» **BRIEF**: Each record that follows should be repeated exactly, minus any images.

━━ RECORDS TO PROCESS ━━

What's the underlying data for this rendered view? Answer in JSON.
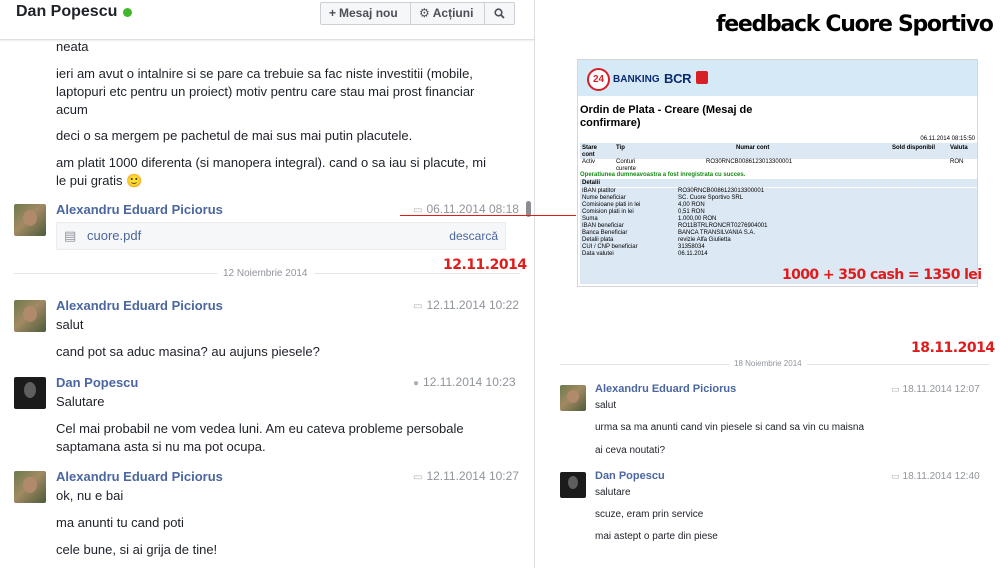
{
  "chat_left": {
    "header": {
      "name": "Dan Popescu",
      "new_message_label": "Mesaj nou",
      "actions_label": "Acțiuni"
    },
    "top_messages": [
      "neata",
      "ieri am avut o intalnire si se pare ca trebuie sa fac niste investitii (mobile, laptopuri etc pentru un proiect) motiv pentru care stau mai prost financiar acum",
      "deci o sa mergem pe pachetul de mai sus mai putin placutele.",
      "am platit 1000 diferenta (si manopera integral). cand o sa iau si placute, mi le pui gratis 🙂"
    ],
    "attach_block": {
      "sender": "Alexandru Eduard Piciorus",
      "timestamp": "06.11.2014 08:18",
      "file_name": "cuore.pdf",
      "download_label": "descarcă"
    },
    "day_separator": "12 Noiembrie 2014",
    "red_date": "12.11.2014",
    "blocks": [
      {
        "sender": "Alexandru Eduard Piciorus",
        "timestamp": "12.11.2014 10:22",
        "messages": [
          "salut",
          "cand pot sa aduc masina? au aujuns piesele?"
        ]
      },
      {
        "sender": "Dan Popescu",
        "timestamp": "12.11.2014 10:23",
        "messages": [
          "Salutare",
          "Cel mai probabil ne vom vedea luni. Am eu cateva probleme persobale saptamana asta si nu ma pot ocupa."
        ]
      },
      {
        "sender": "Alexandru Eduard Piciorus",
        "timestamp": "12.11.2014 10:27",
        "messages": [
          "ok, nu e bai",
          "ma anunti tu cand poti",
          "cele bune, si ai grija de tine!"
        ]
      }
    ]
  },
  "title": "feedback Cuore Sportivo",
  "bank_doc": {
    "badge": "24",
    "banking_label": "BANKING",
    "bank_name": "BCR",
    "title": "Ordin de Plata - Creare (Mesaj de confirmare)",
    "datetime": "06.11.2014 08:15:50",
    "columns": [
      "Stare cont",
      "Tip",
      "Numar cont",
      "Sold disponibil",
      "Valuta"
    ],
    "row": [
      "Activ",
      "Conturi curente",
      "RO30RNCB0086123013300001",
      "",
      "RON"
    ],
    "success_msg": "Operatiunea dumneavoastra a fost inregistrata cu succes.",
    "details_title": "Detalii",
    "details": [
      [
        "IBAN platitor",
        "RO30RNCB0086123013300001"
      ],
      [
        "Nume beneficiar",
        "SC. Cuore Sportivo SRL"
      ],
      [
        "Comisioane plati in lei",
        "4,00  RON"
      ],
      [
        "Comision plati in lei",
        "0,51  RON"
      ],
      [
        "Suma",
        "1.000,00  RON"
      ],
      [
        "IBAN beneficiar",
        "RO11BTRLRONCRT0276904001"
      ],
      [
        "Banca Beneficiar",
        "BANCA TRANSILVANIA S.A."
      ],
      [
        "Detalii plata",
        "revizie Alfa Giulietta"
      ],
      [
        "CUI / CNP beneficiar",
        "31358034"
      ],
      [
        "Data valutei",
        "06.11.2014"
      ]
    ]
  },
  "cash_note": "1000 + 350 cash = 1350 lei",
  "chat_right": {
    "red_date": "18.11.2014",
    "day_separator": "18 Noiembrie 2014",
    "blocks": [
      {
        "sender": "Alexandru Eduard Piciorus",
        "timestamp": "18.11.2014 12:07",
        "messages": [
          "salut",
          "urma sa ma anunti cand vin piesele si cand sa vin cu maisna",
          "ai ceva noutati?"
        ]
      },
      {
        "sender": "Dan Popescu",
        "timestamp": "18.11.2014 12:40",
        "messages": [
          "salutare",
          "scuze, eram prin service",
          "mai astept o parte din piese"
        ]
      }
    ]
  },
  "colors": {
    "sender_link": "#4b66a0",
    "annotation_red": "#e01b1b",
    "online_green": "#42b72a",
    "bank_header": "#d6e9f7",
    "success_green": "#178a17"
  }
}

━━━

» **SOLUTION FOR THIS EXERCISE**:
What's the underlying data for this rendered view? Answer in JSON.
{
  "chat_left": {
    "header": {
      "name": "Dan Popescu",
      "new_message_label": "Mesaj nou",
      "actions_label": "Acțiuni"
    },
    "top_messages": [
      "neata",
      "ieri am avut o intalnire si se pare ca trebuie sa fac niste investitii (mobile, laptopuri etc pentru un proiect) motiv pentru care stau mai prost financiar acum",
      "deci o sa mergem pe pachetul de mai sus mai putin placutele.",
      "am platit 1000 diferenta (si manopera integral). cand o sa iau si placute, mi le pui gratis 🙂"
    ],
    "attach_block": {
      "sender": "Alexandru Eduard Piciorus",
      "timestamp": "06.11.2014 08:18",
      "file_name": "cuore.pdf",
      "download_label": "descarcă"
    },
    "day_separator": "12 Noiembrie 2014",
    "red_date": "12.11.2014",
    "blocks": [
      {
        "sender": "Alexandru Eduard Piciorus",
        "timestamp": "12.11.2014 10:22",
        "messages": [
          "salut",
          "cand pot sa aduc masina? au aujuns piesele?"
        ]
      },
      {
        "sender": "Dan Popescu",
        "timestamp": "12.11.2014 10:23",
        "messages": [
          "Salutare",
          "Cel mai probabil ne vom vedea luni. Am eu cateva probleme persobale saptamana asta si nu ma pot ocupa."
        ]
      },
      {
        "sender": "Alexandru Eduard Piciorus",
        "timestamp": "12.11.2014 10:27",
        "messages": [
          "ok, nu e bai",
          "ma anunti tu cand poti",
          "cele bune, si ai grija de tine!"
        ]
      }
    ]
  },
  "title": "feedback Cuore Sportivo",
  "bank_doc": {
    "badge": "24",
    "banking_label": "BANKING",
    "bank_name": "BCR",
    "title": "Ordin de Plata - Creare (Mesaj de confirmare)",
    "datetime": "06.11.2014 08:15:50",
    "columns": [
      "Stare cont",
      "Tip",
      "Numar cont",
      "Sold disponibil",
      "Valuta"
    ],
    "row": [
      "Activ",
      "Conturi curente",
      "RO30RNCB0086123013300001",
      "",
      "RON"
    ],
    "success_msg": "Operatiunea dumneavoastra a fost inregistrata cu succes.",
    "details_title": "Detalii",
    "details": [
      [
        "IBAN platitor",
        "RO30RNCB0086123013300001"
      ],
      [
        "Nume beneficiar",
        "SC. Cuore Sportivo SRL"
      ],
      [
        "Comisioane plati in lei",
        "4,00  RON"
      ],
      [
        "Comision plati in lei",
        "0,51  RON"
      ],
      [
        "Suma",
        "1.000,00  RON"
      ],
      [
        "IBAN beneficiar",
        "RO11BTRLRONCRT0276904001"
      ],
      [
        "Banca Beneficiar",
        "BANCA TRANSILVANIA S.A."
      ],
      [
        "Detalii plata",
        "revizie Alfa Giulietta"
      ],
      [
        "CUI / CNP beneficiar",
        "31358034"
      ],
      [
        "Data valutei",
        "06.11.2014"
      ]
    ]
  },
  "cash_note": "1000 + 350 cash = 1350 lei",
  "chat_right": {
    "red_date": "18.11.2014",
    "day_separator": "18 Noiembrie 2014",
    "blocks": [
      {
        "sender": "Alexandru Eduard Piciorus",
        "timestamp": "18.11.2014 12:07",
        "messages": [
          "salut",
          "urma sa ma anunti cand vin piesele si cand sa vin cu maisna",
          "ai ceva noutati?"
        ]
      },
      {
        "sender": "Dan Popescu",
        "timestamp": "18.11.2014 12:40",
        "messages": [
          "salutare",
          "scuze, eram prin service",
          "mai astept o parte din piese"
        ]
      }
    ]
  },
  "colors": {
    "sender_link": "#4b66a0",
    "annotation_red": "#e01b1b",
    "online_green": "#42b72a",
    "bank_header": "#d6e9f7",
    "success_green": "#178a17"
  }
}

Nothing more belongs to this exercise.